*** Records for the task ***

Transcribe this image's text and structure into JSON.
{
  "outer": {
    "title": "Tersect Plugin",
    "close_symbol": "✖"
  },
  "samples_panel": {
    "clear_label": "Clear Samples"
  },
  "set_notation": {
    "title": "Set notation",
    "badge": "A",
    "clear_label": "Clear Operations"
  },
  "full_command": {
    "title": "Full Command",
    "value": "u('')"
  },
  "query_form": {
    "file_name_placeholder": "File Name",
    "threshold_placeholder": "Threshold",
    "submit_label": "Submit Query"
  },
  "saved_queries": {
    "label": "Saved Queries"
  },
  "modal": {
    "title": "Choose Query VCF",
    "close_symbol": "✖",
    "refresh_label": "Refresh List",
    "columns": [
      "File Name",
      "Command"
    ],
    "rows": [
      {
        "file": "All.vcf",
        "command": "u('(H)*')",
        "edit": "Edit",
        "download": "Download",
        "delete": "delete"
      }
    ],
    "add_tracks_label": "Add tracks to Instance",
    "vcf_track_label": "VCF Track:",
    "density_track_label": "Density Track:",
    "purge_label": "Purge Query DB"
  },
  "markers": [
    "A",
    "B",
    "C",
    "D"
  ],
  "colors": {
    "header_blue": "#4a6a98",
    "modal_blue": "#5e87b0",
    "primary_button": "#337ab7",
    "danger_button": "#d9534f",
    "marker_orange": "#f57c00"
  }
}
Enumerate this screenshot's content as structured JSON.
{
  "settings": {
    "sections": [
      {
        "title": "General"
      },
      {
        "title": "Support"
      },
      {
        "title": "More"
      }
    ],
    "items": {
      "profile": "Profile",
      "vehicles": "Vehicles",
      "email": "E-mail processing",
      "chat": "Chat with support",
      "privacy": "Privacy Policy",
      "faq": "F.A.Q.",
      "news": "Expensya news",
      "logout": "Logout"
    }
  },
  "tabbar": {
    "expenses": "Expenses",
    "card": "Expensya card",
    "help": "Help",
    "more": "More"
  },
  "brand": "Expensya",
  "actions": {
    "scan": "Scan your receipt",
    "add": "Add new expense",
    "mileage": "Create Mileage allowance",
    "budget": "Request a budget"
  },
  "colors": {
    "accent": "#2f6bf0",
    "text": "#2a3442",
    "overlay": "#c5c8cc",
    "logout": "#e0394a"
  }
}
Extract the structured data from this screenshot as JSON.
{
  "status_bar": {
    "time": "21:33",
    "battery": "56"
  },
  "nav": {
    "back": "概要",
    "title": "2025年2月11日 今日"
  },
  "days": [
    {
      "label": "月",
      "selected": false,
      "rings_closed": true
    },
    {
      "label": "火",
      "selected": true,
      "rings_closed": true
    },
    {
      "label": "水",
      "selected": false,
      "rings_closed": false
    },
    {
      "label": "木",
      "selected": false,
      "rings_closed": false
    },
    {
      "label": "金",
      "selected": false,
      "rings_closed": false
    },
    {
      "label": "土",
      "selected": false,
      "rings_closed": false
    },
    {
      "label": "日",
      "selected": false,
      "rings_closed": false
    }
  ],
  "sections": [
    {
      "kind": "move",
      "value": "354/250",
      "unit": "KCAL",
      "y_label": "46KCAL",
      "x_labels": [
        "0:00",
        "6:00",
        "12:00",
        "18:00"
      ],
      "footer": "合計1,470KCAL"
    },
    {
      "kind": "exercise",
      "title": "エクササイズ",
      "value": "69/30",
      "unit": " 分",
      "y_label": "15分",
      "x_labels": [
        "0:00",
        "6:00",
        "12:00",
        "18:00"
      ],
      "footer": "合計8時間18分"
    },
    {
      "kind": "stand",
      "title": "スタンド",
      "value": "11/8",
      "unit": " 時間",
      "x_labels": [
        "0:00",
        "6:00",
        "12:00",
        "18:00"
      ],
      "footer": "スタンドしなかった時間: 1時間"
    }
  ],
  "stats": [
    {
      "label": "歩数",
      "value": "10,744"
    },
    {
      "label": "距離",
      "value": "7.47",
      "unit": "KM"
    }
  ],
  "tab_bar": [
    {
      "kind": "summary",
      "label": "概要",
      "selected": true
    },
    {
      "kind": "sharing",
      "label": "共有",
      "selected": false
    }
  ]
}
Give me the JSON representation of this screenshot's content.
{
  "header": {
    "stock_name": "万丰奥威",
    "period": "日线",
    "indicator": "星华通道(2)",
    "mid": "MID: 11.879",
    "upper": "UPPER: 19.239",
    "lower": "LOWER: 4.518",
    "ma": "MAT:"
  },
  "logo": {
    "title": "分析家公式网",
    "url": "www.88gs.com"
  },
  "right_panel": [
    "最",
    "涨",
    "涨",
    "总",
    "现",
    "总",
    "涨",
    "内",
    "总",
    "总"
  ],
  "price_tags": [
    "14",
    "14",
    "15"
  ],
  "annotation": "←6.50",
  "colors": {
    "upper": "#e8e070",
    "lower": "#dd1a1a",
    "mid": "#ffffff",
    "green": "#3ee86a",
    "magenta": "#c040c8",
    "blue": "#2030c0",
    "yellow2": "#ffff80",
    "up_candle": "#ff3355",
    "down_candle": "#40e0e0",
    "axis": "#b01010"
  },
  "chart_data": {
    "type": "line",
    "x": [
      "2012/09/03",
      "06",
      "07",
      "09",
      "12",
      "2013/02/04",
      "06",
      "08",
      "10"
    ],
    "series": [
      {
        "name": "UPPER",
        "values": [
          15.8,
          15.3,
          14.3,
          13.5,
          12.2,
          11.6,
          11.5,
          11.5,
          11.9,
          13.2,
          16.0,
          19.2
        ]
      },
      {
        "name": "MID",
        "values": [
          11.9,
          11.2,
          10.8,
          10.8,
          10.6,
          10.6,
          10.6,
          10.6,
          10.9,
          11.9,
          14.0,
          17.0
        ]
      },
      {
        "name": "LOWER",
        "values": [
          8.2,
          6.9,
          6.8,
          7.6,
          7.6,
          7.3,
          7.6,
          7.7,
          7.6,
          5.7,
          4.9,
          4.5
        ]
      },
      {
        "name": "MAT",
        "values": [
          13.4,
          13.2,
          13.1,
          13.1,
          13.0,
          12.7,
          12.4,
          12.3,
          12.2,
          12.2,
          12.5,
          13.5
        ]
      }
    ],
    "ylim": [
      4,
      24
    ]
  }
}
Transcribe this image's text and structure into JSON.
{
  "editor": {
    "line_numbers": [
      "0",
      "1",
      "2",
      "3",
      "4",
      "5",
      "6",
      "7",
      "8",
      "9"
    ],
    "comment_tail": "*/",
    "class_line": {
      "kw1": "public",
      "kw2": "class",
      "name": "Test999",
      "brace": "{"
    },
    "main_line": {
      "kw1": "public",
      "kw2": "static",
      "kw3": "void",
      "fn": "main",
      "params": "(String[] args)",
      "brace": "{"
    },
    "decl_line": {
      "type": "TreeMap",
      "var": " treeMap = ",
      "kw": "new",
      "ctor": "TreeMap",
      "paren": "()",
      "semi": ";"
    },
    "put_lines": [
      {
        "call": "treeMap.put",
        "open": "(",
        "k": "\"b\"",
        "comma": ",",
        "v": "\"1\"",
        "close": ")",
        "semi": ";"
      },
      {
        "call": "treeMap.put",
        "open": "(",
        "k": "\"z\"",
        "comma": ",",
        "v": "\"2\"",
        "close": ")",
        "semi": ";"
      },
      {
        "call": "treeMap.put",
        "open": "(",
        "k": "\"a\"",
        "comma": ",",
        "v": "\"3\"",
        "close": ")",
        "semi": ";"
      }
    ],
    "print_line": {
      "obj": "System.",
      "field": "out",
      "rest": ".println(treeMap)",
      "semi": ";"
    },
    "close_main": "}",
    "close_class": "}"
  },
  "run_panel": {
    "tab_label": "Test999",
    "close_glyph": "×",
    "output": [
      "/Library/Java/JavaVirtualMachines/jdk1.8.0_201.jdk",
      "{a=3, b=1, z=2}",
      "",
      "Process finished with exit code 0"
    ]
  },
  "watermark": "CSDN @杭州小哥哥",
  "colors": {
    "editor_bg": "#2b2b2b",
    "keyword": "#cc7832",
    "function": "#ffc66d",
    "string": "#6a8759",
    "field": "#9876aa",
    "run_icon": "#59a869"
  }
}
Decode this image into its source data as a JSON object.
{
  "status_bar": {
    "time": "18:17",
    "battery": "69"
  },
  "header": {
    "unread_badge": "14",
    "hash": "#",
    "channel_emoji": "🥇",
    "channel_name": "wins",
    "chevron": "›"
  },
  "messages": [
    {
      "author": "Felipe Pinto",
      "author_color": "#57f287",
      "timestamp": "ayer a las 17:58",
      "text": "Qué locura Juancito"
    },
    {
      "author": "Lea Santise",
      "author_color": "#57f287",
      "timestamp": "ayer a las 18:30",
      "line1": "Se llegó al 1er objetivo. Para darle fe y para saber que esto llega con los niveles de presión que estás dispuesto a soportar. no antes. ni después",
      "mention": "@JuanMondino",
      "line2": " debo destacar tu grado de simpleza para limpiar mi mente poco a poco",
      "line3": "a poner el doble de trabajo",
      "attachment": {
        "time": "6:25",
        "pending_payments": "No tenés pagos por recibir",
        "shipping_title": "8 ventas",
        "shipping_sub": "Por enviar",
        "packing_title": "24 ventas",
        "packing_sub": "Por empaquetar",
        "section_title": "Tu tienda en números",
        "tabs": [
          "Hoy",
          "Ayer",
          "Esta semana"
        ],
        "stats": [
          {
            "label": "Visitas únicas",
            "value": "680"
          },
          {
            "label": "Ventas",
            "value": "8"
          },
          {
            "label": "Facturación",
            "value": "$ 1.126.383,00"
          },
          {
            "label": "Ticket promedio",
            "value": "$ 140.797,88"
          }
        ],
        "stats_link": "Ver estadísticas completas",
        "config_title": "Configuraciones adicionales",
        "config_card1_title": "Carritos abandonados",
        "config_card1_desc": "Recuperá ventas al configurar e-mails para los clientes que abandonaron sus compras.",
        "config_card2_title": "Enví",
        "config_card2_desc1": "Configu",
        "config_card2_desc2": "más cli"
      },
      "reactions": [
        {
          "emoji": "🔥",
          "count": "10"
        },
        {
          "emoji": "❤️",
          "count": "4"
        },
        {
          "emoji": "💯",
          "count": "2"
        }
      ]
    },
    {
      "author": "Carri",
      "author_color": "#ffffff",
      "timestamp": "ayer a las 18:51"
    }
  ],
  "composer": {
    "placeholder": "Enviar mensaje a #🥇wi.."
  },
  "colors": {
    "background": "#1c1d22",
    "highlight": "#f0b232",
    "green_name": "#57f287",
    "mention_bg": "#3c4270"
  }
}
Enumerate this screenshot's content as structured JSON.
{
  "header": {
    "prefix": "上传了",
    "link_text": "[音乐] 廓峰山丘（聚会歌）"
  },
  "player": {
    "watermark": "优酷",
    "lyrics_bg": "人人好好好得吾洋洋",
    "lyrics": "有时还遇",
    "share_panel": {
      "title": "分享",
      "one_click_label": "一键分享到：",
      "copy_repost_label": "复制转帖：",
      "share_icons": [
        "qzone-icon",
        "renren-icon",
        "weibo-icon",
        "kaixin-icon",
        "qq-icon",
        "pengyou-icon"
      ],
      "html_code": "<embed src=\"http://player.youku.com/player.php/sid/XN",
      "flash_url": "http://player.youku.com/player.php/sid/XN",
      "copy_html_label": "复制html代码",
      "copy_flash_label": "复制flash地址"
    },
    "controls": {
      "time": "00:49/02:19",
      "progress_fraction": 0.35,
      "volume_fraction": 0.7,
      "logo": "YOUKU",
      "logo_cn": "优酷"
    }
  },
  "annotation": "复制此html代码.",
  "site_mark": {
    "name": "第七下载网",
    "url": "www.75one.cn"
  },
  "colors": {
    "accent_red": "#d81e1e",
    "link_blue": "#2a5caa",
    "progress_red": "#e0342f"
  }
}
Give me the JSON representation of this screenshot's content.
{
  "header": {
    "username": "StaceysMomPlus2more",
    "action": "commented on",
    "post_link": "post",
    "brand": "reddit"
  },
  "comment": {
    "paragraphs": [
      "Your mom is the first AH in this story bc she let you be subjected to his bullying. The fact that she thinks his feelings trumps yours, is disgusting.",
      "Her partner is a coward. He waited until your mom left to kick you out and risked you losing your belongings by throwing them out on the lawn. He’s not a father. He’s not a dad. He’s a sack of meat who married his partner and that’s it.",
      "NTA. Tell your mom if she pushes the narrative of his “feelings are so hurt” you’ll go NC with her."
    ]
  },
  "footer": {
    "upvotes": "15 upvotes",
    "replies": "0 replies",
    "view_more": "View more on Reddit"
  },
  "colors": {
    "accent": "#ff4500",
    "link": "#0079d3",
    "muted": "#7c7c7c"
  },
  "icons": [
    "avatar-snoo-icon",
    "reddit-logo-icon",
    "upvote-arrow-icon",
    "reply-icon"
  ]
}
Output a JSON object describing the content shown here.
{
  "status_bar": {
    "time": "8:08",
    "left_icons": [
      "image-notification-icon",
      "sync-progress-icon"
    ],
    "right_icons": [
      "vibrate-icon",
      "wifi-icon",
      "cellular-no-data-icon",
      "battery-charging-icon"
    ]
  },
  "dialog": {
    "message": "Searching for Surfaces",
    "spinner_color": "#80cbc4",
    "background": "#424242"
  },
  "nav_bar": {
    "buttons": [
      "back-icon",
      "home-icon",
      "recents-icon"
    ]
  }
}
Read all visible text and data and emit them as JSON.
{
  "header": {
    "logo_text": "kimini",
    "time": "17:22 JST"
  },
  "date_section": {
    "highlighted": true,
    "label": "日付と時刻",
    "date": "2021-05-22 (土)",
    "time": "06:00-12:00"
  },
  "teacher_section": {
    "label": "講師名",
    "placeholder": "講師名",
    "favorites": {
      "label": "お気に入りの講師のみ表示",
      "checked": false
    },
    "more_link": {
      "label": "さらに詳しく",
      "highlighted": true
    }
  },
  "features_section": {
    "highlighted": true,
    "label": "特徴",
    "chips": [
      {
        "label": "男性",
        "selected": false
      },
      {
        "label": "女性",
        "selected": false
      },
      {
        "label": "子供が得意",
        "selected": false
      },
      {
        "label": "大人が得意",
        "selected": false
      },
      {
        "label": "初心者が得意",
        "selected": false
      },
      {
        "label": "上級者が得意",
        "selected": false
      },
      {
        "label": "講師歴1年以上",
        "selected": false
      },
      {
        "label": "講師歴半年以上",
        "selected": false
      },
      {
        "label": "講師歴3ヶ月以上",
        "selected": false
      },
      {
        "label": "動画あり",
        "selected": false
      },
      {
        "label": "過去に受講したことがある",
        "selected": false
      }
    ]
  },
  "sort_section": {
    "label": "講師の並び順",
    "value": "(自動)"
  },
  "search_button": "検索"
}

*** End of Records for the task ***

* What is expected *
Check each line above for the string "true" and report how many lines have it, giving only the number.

* Expected output *
7